Each entry needs to be retyped exactly.

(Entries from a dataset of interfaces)

========

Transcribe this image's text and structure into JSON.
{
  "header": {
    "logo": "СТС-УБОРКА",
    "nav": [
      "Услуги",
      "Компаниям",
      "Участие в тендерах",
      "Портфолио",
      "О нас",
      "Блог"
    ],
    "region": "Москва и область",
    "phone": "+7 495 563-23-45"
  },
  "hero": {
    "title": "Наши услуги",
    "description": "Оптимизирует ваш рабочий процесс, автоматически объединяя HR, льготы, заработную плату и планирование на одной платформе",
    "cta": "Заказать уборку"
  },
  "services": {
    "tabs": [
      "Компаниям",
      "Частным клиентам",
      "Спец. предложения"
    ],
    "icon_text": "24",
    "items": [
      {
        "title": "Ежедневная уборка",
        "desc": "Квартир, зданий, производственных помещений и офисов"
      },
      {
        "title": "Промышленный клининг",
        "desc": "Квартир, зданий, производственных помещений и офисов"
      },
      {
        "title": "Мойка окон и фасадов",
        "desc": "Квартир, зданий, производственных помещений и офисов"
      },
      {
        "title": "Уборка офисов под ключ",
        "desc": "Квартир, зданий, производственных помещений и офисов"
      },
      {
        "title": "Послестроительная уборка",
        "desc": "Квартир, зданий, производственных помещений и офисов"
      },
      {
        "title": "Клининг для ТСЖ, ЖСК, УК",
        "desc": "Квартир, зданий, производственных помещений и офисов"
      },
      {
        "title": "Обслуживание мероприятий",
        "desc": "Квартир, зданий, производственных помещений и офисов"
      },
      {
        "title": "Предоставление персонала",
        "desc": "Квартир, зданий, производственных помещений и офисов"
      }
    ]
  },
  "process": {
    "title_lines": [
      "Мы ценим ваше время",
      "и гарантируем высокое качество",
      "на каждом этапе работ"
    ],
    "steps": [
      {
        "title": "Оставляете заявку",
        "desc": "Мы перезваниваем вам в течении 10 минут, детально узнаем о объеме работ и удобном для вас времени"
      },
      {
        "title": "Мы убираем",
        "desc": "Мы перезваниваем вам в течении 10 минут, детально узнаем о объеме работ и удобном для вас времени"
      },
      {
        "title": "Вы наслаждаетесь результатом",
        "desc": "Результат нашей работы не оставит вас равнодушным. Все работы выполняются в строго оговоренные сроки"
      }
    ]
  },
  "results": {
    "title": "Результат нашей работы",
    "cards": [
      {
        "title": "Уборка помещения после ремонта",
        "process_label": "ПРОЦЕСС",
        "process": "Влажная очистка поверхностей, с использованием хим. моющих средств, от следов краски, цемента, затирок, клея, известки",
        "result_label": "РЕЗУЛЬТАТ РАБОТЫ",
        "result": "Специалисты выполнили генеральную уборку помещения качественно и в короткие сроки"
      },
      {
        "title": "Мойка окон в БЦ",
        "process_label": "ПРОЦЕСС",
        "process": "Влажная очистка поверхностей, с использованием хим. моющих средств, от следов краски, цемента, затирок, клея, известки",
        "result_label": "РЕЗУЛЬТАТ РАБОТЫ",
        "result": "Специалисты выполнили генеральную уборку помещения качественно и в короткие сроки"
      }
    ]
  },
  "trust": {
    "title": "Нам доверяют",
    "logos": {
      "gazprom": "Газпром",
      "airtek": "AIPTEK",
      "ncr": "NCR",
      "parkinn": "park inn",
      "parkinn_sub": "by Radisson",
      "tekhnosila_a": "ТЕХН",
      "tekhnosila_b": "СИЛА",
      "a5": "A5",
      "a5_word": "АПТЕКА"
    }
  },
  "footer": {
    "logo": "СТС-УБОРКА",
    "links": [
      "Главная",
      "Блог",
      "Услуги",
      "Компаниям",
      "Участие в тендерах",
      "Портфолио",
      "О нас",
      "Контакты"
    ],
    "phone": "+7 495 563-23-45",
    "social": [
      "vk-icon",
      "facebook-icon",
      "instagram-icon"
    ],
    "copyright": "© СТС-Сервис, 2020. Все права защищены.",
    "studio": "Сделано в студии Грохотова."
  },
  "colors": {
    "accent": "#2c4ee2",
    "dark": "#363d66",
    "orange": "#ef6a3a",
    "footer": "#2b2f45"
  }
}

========

= Response =
Transcribe this image's text and structure into JSON.
{
  "header": {
    "logo": "СТС-УБОРКА",
    "nav": [
      "Услуги",
      "Компаниям",
      "Участие в тендерах",
      "Портфолио",
      "О нас",
      "Блог"
    ],
    "region": "Москва и область",
    "phone": "+7 495 563-23-45"
  },
  "hero": {
    "title": "Наши услуги",
    "description": "Оптимизирует ваш рабочий процесс, автоматически объединяя HR, льготы, заработную плату и планирование на одной платформе",
    "cta": "Заказать уборку"
  },
  "services": {
    "tabs": [
      "Компаниям",
      "Частным клиентам",
      "Спец. предложения"
    ],
    "icon_text": "24",
    "items": [
      {
        "title": "Ежедневная уборка",
        "desc": "Квартир, зданий, производственных помещений и офисов"
      },
      {
        "title": "Промышленный клининг",
        "desc": "Квартир, зданий, производственных помещений и офисов"
      },
      {
        "title": "Мойка окон и фасадов",
        "desc": "Квартир, зданий, производственных помещений и офисов"
      },
      {
        "title": "Уборка офисов под ключ",
        "desc": "Квартир, зданий, производственных помещений и офисов"
      },
      {
        "title": "Послестроительная уборка",
        "desc": "Квартир, зданий, производственных помещений и офисов"
      },
      {
        "title": "Клининг для ТСЖ, ЖСК, УК",
        "desc": "Квартир, зданий, производственных помещений и офисов"
      },
      {
        "title": "Обслуживание мероприятий",
        "desc": "Квартир, зданий, производственных помещений и офисов"
      },
      {
        "title": "Предоставление персонала",
        "desc": "Квартир, зданий, производственных помещений и офисов"
      }
    ]
  },
  "process": {
    "title_lines": [
      "Мы ценим ваше время",
      "и гарантируем высокое качество",
      "на каждом этапе работ"
    ],
    "steps": [
      {
        "title": "Оставляете заявку",
        "desc": "Мы перезваниваем вам в течении 10 минут, детально узнаем о объеме работ и удобном для вас времени"
      },
      {
        "title": "Мы убираем",
        "desc": "Мы перезваниваем вам в течении 10 минут, детально узнаем о объеме работ и удобном для вас времени"
      },
      {
        "title": "Вы наслаждаетесь результатом",
        "desc": "Результат нашей работы не оставит вас равнодушным. Все работы выполняются в строго оговоренные сроки"
      }
    ]
  },
  "results": {
    "title": "Результат нашей работы",
    "cards": [
      {
        "title": "Уборка помещения после ремонта",
        "process_label": "ПРОЦЕСС",
        "process": "Влажная очистка поверхностей, с использованием хим. моющих средств, от следов краски, цемента, затирок, клея, известки",
        "result_label": "РЕЗУЛЬТАТ РАБОТЫ",
        "result": "Специалисты выполнили генеральную уборку помещения качественно и в короткие сроки"
      },
      {
        "title": "Мойка окон в БЦ",
        "process_label": "ПРОЦЕСС",
        "process": "Влажная очистка поверхностей, с использованием хим. моющих средств, от следов краски, цемента, затирок, клея, известки",
        "result_label": "РЕЗУЛЬТАТ РАБОТЫ",
        "result": "Специалисты выполнили генеральную уборку помещения качественно и в короткие сроки"
      }
    ]
  },
  "trust": {
    "title": "Нам доверяют",
    "logos": {
      "gazprom": "Газпром",
      "airtek": "AIPTEK",
      "ncr": "NCR",
      "parkinn": "park inn",
      "parkinn_sub": "by Radisson",
      "tekhnosila_a": "ТЕХН",
      "tekhnosila_b": "СИЛА",
      "a5": "A5",
      "a5_word": "АПТЕКА"
    }
  },
  "footer": {
    "logo": "СТС-УБОРКА",
    "links": [
      "Главная",
      "Блог",
      "Услуги",
      "Компаниям",
      "Участие в тендерах",
      "Портфолио",
      "О нас",
      "Контакты"
    ],
    "phone": "+7 495 563-23-45",
    "social": [
      "vk-icon",
      "facebook-icon",
      "instagram-icon"
    ],
    "copyright": "© СТС-Сервис, 2020. Все права защищены.",
    "studio": "Сделано в студии Грохотова."
  },
  "colors": {
    "accent": "#2c4ee2",
    "dark": "#363d66",
    "orange": "#ef6a3a",
    "footer": "#2b2f45"
  }
}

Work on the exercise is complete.